    high school, he briefly studied law in Milan but found his true vocation as a composer when the postwar musical revival allowed him to hear the works of Bartók, Stravinsky, Webern, and other modernists. Study with Giorgio Ghedini in composition and Carlo Maria Giulini in conducting at the Milan Conservatory followed; he spent the summer of 1952 at the Tanglewood Music Festival as a student of Luigi Dallapiccola on a Koussevitzky Foundation Fellowship. In 1955, Berio established the Studio di Fonologia in Milan, an electronic music laboratory founded under the auspices of the Italian Radio, where his duties included editing the new music journal Incontri Musicali (Musical encounters) and running a concert series with Bruno Maderna. Berio lived in the United States from 1963 to 1971, holding teaching positions at Mills College, Harvard, and Juilliard while producing many original compositions, including the eclectic but widely praised Sinfonia in 1968. He returned to Europe in 1971 to join his musical ally Pierre Boulez in the new Institut de Recherche et de Coordination Acoustique/Musique (IRCAM) in

    a b ov e : Berio, photo by Eric Marinitisch, Universal Edition



    Paris, a daring venture to study acoustical, scientific, and computer technology as related to music. After providing an artistic direction for the program at IRCAM, Berio saw his job there as completed, and he returned to Italy in 1977, devoting his creative energies thereafter princi- pally to large-scale concert and music-theater works. He died in Rome in May 2003.

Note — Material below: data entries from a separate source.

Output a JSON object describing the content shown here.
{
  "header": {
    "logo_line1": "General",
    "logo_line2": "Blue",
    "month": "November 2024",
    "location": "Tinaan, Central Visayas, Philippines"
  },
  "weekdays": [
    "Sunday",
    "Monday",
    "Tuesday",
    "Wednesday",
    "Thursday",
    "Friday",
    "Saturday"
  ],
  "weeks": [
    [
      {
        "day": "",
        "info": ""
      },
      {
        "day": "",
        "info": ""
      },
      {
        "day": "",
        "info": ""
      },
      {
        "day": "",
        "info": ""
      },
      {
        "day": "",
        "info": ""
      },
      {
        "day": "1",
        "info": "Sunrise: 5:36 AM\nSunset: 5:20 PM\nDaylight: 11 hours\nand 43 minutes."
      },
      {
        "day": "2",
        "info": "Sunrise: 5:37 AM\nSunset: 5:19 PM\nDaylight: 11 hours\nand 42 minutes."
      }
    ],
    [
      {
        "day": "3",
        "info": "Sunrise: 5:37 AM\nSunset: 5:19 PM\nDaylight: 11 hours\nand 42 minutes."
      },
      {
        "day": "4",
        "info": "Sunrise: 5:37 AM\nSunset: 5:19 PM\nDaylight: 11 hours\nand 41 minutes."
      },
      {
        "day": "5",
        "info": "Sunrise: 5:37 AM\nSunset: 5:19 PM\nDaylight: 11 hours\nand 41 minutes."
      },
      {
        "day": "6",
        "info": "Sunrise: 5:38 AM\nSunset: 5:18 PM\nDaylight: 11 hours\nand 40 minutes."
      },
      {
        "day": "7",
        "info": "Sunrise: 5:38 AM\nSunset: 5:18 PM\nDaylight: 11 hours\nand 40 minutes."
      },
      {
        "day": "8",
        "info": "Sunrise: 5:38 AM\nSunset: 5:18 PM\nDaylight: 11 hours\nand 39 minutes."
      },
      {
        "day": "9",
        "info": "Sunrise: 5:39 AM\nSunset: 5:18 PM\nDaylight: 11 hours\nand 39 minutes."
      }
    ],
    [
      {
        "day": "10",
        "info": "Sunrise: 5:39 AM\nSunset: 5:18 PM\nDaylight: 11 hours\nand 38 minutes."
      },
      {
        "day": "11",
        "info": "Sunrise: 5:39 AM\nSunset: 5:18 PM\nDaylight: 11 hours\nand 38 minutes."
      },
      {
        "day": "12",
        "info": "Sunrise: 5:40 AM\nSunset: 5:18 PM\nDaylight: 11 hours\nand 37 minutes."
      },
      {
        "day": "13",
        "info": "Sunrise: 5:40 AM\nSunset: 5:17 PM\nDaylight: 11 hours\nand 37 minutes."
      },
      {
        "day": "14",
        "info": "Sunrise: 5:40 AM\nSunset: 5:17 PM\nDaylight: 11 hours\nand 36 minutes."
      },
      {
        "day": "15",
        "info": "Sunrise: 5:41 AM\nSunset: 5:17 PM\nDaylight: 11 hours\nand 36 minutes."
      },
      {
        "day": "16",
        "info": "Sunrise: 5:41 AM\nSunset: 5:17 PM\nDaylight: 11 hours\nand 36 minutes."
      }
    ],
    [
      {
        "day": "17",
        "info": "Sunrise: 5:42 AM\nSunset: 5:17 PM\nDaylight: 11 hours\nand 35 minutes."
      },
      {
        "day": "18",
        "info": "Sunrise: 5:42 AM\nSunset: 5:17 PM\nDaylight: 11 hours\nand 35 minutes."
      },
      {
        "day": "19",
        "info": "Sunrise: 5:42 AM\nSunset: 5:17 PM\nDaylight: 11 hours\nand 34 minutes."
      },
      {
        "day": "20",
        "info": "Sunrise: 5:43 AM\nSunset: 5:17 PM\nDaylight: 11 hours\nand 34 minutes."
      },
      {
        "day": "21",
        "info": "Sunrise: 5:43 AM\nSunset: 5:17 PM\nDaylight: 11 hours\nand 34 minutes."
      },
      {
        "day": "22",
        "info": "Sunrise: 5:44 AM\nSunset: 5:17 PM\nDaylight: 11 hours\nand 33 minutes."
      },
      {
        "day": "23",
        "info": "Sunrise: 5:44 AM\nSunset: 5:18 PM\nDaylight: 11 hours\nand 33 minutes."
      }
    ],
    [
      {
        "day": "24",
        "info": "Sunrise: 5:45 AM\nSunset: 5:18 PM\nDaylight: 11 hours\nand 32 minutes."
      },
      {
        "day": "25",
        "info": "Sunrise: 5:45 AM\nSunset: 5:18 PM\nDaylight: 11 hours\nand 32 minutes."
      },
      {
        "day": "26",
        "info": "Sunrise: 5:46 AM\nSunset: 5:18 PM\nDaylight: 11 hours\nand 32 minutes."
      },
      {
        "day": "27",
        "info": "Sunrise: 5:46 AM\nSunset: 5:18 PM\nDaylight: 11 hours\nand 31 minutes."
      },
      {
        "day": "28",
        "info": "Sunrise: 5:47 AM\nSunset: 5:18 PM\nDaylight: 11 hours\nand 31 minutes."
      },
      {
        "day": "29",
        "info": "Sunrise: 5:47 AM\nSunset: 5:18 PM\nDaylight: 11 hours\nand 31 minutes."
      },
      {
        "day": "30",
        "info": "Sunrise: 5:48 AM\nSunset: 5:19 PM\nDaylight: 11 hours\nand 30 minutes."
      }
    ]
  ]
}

    O ne of the most fruitfully symbiotic twentieth-century creative relationships between composer and performer was that forged by Berio with the Armenian American mezzo-soprano Cathy Berberian. During their marriage, from 1950 to 1968 (she remained devoted to his music, however, until her death in 1983), together they evolved an unprece- dented style of extended vocal performance that embraced such innovations as fragmented words, elongated syllables, aspirations, clicking, laughter, and other non-verbal sounds as well as conventional lyrical singing, a development that culminated with the remarkable Sequenza III for unaccompanied voice of 1966. Complementing Berio’s daring writing for Berberian are the straightforward “arrangements” (his word) of eleven folk songs from various countries that he created in 1964, while he was teaching at Mills College. Berio retained the original melodies, but embedded them within instrumental accompani- ments that provided his commentaries on the tra- ditional tunes. “It is not my intention to preserve

    the authenticity of a folk song,” Berio explained in an interview in 1985.

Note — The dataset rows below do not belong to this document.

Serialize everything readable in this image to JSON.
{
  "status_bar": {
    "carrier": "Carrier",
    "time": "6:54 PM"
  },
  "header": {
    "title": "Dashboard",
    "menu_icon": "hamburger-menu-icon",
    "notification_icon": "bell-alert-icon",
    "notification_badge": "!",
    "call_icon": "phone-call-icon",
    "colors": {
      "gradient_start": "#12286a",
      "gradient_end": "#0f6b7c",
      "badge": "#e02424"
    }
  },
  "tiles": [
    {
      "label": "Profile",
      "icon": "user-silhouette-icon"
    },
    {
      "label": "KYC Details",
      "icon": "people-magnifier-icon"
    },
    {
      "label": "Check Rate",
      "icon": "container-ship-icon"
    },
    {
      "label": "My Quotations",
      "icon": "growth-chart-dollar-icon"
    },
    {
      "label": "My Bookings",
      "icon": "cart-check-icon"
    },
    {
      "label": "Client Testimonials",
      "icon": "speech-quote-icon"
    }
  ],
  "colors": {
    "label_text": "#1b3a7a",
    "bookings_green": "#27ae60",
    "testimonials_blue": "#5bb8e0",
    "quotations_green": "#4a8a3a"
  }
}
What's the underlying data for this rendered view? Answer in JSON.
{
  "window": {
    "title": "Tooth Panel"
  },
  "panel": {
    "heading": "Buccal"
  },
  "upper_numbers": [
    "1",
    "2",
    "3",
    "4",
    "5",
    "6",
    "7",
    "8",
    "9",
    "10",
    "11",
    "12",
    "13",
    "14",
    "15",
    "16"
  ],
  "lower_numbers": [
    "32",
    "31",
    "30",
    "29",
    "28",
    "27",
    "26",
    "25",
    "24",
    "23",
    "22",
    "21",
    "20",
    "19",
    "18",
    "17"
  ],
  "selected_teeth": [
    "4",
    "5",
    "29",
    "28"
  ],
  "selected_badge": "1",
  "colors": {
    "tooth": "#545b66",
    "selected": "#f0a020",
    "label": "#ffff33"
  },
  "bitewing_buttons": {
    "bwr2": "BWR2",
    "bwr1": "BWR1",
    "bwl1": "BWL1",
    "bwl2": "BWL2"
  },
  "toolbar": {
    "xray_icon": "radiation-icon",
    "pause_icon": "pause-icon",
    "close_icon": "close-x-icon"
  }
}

    My transcriptions are analyses. . . . I have always felt a strong sense of uneasiness listen- ing to folk songs with piano accompaniment. It is for this reason, and especially to pay tribute to the artistry and vocal intelligence of Cathy Berberian that, in 1964, I wrote Folk Songs for voice and seven instruments, and later arranged the work for voice and cham- ber orchestra. This is essentially an anthology of eleven f